"A year in Haiti is a very long time," she said. "After a year, as I was about to leave, I had no peace. I'd see some land and think that would be ideal for a children's home. There are children with no families, no one to take them in, and here's another place that would be good for a school.
"Where are these thoughts coming from? I'm going back to Canada. At one point, I was on a concrete floor praying to God to send people with money or a church to work down here and I'll stay another year. Take this away from me. What I heard was, 'I'm not sending a church or people with money. I've already sent you.'
"That jarred me to the tips of my toes. I said, 'God, I can't.' He said, 'No, Karen, you can't. But I can, and we will.'"
That was more than 20 years ago. Today, there are 17 orphans at the children's home where she is looked upon as their mother. At the school, which has three years of preschool and 13 grades, there are 530 with 30 teachers. Huxter is looked upon by all as "DG," sort of an inside joke for Director General.
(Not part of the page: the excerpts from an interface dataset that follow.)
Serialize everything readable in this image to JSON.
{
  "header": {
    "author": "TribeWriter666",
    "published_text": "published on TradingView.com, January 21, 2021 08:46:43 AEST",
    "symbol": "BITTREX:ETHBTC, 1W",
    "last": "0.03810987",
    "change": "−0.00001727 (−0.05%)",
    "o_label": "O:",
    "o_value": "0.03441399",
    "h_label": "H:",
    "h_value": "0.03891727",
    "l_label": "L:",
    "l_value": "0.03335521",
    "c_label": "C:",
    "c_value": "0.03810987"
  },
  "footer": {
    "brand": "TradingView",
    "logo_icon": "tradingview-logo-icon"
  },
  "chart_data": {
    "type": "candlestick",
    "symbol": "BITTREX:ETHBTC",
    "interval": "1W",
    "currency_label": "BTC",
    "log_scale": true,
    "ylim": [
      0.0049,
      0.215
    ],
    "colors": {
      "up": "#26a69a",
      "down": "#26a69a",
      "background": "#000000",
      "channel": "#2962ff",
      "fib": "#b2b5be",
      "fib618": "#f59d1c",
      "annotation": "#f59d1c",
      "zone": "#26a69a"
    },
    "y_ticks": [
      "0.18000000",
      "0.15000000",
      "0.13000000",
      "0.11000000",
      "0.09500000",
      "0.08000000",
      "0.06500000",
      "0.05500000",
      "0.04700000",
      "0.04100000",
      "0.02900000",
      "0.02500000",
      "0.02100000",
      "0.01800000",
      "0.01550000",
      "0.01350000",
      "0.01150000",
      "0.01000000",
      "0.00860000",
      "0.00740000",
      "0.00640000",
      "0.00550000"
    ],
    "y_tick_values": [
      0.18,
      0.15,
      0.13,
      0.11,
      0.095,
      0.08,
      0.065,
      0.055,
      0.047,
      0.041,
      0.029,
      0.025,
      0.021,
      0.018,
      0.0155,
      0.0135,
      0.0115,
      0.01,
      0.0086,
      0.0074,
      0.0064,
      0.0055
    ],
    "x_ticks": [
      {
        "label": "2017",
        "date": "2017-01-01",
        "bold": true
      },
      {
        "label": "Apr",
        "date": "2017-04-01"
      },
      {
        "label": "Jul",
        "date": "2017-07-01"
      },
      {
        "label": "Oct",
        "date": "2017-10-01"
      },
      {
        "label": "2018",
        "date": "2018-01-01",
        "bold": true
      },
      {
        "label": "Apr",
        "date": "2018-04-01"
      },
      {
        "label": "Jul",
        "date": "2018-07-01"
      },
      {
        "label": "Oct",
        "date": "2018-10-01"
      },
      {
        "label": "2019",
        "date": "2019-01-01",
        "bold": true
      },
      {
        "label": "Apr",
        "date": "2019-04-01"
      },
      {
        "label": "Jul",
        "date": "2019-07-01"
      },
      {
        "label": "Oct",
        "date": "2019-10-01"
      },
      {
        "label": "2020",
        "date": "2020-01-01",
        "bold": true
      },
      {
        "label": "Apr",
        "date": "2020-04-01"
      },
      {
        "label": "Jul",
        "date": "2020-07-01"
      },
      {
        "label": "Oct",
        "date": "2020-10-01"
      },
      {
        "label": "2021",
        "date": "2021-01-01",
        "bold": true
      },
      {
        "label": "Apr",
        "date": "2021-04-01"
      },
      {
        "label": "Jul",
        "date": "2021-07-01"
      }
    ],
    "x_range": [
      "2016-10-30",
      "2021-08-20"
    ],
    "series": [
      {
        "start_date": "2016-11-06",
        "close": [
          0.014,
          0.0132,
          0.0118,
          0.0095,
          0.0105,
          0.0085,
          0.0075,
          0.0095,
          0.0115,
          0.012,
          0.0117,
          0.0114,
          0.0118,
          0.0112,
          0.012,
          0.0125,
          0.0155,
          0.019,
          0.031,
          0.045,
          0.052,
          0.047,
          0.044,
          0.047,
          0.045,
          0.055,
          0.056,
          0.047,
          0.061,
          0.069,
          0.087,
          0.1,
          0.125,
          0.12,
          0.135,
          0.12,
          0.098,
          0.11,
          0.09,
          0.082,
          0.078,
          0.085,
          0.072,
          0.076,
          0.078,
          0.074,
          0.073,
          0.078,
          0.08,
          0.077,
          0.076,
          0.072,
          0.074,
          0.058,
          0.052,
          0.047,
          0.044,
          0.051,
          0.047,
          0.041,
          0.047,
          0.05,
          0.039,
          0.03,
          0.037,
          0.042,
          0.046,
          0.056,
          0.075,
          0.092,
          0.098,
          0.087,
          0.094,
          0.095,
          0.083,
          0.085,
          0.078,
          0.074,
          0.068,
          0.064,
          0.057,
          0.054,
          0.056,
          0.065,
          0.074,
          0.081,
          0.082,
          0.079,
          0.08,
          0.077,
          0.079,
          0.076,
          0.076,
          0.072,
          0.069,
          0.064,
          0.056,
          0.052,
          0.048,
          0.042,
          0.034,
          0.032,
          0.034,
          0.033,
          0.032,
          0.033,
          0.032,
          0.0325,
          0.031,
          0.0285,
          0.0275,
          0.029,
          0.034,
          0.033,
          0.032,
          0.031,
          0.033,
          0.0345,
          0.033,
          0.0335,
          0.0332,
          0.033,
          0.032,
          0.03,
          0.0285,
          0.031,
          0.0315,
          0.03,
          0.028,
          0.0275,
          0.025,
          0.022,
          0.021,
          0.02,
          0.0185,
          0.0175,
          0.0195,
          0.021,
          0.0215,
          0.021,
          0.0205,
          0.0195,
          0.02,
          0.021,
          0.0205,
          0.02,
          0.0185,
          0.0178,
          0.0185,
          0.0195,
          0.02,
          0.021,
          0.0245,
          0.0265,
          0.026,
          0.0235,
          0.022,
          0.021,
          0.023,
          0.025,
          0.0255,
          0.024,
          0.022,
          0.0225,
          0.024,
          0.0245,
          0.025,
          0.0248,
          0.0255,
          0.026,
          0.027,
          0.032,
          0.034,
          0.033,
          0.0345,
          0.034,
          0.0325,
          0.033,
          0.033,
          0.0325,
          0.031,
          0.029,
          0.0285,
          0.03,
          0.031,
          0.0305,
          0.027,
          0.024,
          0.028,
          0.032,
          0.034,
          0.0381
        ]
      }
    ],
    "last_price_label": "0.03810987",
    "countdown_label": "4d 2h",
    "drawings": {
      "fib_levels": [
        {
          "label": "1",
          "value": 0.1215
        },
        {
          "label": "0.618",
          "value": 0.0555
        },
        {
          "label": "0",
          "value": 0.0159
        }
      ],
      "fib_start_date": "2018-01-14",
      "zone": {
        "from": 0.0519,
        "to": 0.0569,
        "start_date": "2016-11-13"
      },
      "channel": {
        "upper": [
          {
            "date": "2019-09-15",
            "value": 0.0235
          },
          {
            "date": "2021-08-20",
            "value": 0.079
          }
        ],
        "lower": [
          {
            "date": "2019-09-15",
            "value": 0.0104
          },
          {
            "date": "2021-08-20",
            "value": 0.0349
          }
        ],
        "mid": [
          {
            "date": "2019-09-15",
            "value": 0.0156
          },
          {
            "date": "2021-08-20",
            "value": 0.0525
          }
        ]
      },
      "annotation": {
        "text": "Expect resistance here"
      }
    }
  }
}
One child, though, really holds a special place. In 2005, Ti-Luc's mother was carrying him in her sixth month of pregnancy. His parents and three brothers and sisters were on a roof in a town in a valley to escape a flood.
Later that night, the flood took away all but the mother. She was rescued and later gave birth to the premature child. Four days after the birth, she ran away and was never found.
Seven weeks after that, the local hospital called Huxter about the baby. He weighed just more than 3 pounds. He might not live much longer. Huxter could give the baby better care than the hospital, so she took him, and fed the child by syringe.
But in a few weeks, Huxter knew something was wrong with the boy who would be called Ti-Luc. Among other things, he couldn't see or hear and he might have cerebral palsy. A Port-au-Prince pediatrician examined him and told Huxter to "throw him away."
After the initial shock, she said, "You listen to me. This baby will see. He will hear. He will walk. He will talk. He will go to school and he will learn well."
Huxter, 72, officially adopted Ti-Luc in 2015. He has done all of those things and handles his cerebral palsy with an innocent courage.
It's for this, and many other reasons, that Nance and friends return each year, like they will in February. Huxter, whose story and school/children's home is detailed at hatshaiti.org, will have her usual lists of painting, cabinetmaking, repairing and other chores — all the things for which she has not the manpower or funds. Oh, and one other very important thing — they pray for her children.
"Every new person that goes, I tell them it's a 'money-back guarantee,'" Nance said. "If you do not enjoy your time, I will reimburse you. I've never had to do that — not even close."